#### Task description
Gather each line of the records where "data" appears.

** Information shown follows **

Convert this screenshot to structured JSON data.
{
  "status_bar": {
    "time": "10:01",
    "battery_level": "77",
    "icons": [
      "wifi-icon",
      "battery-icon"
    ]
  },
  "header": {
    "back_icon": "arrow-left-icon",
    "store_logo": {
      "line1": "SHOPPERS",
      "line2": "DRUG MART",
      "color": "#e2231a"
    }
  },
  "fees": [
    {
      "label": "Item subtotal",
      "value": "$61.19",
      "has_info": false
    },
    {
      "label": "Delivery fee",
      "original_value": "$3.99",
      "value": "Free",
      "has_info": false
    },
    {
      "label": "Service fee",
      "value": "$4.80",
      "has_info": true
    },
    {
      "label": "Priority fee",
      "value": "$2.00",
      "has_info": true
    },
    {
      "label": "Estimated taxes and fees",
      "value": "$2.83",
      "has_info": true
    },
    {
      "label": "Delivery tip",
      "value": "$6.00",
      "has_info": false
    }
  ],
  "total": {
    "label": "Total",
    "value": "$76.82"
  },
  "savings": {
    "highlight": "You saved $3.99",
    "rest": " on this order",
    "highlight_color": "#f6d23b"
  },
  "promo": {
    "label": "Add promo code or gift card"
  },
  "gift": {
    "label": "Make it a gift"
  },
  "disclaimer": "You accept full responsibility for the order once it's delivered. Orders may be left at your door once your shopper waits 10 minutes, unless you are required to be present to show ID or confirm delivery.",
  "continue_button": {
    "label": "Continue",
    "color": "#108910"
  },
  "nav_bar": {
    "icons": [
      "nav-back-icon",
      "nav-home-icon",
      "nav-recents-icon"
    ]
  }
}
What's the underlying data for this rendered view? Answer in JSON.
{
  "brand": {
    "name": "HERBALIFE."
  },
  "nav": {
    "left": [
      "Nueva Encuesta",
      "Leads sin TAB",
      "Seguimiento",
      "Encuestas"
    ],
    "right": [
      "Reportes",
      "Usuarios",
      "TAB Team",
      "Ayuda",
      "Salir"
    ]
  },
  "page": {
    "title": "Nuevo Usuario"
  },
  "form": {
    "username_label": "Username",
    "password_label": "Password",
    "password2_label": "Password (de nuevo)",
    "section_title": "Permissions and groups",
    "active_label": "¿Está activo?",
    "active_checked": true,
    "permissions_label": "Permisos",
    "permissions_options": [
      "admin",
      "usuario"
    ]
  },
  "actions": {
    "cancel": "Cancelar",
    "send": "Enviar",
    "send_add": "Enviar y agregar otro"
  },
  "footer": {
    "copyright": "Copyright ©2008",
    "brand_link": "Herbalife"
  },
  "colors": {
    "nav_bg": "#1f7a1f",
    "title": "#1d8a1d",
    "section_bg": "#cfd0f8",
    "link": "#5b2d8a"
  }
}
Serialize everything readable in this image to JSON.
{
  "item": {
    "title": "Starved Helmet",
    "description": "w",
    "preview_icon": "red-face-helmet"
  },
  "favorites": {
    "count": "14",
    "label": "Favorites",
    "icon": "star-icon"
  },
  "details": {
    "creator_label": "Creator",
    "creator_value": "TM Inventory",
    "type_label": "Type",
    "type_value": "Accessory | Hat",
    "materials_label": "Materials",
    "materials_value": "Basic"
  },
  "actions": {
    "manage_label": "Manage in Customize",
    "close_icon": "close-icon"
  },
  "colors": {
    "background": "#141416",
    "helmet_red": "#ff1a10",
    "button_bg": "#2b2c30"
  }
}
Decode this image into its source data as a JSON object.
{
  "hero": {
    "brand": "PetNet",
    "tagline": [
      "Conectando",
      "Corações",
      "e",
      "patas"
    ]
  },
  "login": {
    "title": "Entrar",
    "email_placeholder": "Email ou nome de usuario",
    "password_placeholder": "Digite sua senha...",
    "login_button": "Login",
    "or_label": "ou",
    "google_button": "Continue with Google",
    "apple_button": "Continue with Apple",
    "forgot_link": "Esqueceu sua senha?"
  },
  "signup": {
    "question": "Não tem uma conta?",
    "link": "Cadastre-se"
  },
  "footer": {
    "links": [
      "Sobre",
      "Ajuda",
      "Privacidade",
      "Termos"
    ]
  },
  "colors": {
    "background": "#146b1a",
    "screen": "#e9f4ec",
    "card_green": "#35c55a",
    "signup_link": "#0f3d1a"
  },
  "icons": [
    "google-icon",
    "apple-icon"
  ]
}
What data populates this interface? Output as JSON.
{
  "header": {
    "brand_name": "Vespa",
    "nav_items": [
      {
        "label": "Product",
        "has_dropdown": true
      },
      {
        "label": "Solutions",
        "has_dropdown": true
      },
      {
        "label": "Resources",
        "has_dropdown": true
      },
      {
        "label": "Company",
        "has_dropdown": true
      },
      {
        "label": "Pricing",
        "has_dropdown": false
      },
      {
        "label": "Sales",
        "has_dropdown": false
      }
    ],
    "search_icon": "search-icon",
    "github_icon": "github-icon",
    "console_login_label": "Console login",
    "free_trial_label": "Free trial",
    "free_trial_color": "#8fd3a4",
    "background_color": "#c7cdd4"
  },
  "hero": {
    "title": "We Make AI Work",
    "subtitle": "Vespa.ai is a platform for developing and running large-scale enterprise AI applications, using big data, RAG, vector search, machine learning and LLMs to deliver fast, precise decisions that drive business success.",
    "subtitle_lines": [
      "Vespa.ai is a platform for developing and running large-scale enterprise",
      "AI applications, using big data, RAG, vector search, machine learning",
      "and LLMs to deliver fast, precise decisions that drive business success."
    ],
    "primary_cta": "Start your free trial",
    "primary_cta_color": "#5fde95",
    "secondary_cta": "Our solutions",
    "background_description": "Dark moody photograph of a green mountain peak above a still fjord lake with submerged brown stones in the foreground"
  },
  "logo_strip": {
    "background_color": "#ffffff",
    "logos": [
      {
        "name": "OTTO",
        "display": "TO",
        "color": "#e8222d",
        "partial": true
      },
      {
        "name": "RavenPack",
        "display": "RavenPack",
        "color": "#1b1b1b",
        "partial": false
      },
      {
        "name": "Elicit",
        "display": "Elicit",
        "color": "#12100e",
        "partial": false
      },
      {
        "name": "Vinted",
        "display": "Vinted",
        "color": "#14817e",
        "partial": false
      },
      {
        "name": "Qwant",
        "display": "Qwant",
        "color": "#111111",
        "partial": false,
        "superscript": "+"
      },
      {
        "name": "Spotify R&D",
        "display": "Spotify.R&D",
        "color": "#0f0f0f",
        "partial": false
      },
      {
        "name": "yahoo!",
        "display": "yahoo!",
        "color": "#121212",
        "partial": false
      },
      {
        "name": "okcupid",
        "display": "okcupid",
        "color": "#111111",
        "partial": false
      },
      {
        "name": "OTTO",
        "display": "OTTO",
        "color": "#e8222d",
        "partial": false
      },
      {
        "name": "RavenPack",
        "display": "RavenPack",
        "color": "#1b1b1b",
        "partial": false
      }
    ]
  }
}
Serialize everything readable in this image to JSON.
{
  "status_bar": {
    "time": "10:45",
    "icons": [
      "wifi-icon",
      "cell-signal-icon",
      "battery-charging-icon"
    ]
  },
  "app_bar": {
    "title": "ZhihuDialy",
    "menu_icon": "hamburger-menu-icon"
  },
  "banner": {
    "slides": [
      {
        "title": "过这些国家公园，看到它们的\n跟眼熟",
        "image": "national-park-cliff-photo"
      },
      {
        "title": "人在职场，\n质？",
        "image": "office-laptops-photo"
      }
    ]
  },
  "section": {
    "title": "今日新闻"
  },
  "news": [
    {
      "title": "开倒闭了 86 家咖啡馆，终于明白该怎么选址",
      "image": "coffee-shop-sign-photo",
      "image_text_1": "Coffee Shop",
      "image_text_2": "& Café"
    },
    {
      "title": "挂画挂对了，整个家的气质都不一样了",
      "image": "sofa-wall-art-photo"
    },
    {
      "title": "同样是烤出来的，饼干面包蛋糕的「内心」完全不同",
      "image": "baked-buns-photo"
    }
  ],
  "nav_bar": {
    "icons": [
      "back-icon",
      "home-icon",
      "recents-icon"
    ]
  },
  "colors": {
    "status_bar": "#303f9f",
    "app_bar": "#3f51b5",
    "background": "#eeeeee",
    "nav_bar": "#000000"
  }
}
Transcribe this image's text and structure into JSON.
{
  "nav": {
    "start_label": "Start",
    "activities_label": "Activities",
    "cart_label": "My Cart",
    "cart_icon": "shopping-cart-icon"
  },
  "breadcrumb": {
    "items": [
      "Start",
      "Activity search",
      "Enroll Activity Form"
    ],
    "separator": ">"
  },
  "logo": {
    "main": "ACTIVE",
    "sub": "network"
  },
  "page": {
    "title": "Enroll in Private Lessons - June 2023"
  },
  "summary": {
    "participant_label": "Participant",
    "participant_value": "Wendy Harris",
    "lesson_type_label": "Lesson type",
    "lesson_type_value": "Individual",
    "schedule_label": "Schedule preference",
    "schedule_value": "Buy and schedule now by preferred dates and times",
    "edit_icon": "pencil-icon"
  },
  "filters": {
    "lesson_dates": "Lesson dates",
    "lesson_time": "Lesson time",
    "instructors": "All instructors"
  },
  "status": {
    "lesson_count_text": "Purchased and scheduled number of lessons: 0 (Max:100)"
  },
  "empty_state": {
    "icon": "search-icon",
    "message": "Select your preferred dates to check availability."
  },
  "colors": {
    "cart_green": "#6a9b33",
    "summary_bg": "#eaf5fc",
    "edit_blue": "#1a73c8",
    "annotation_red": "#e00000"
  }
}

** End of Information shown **

#### Response box
Convert this screenshot to structured JSON data.
What's the underlying data for this rendered view? Answer in JSON.
Decode this image into its source data as a JSON object.
What data populates this interface? Output as JSON.
    "subtitle": "Vespa.ai is a platform for developing and running large-scale enterprise AI applications, using big data, RAG, vector search, machine learning and LLMs to deliver fast, precise decisions that drive business success.",
      "AI applications, using big data, RAG, vector search, machine learning",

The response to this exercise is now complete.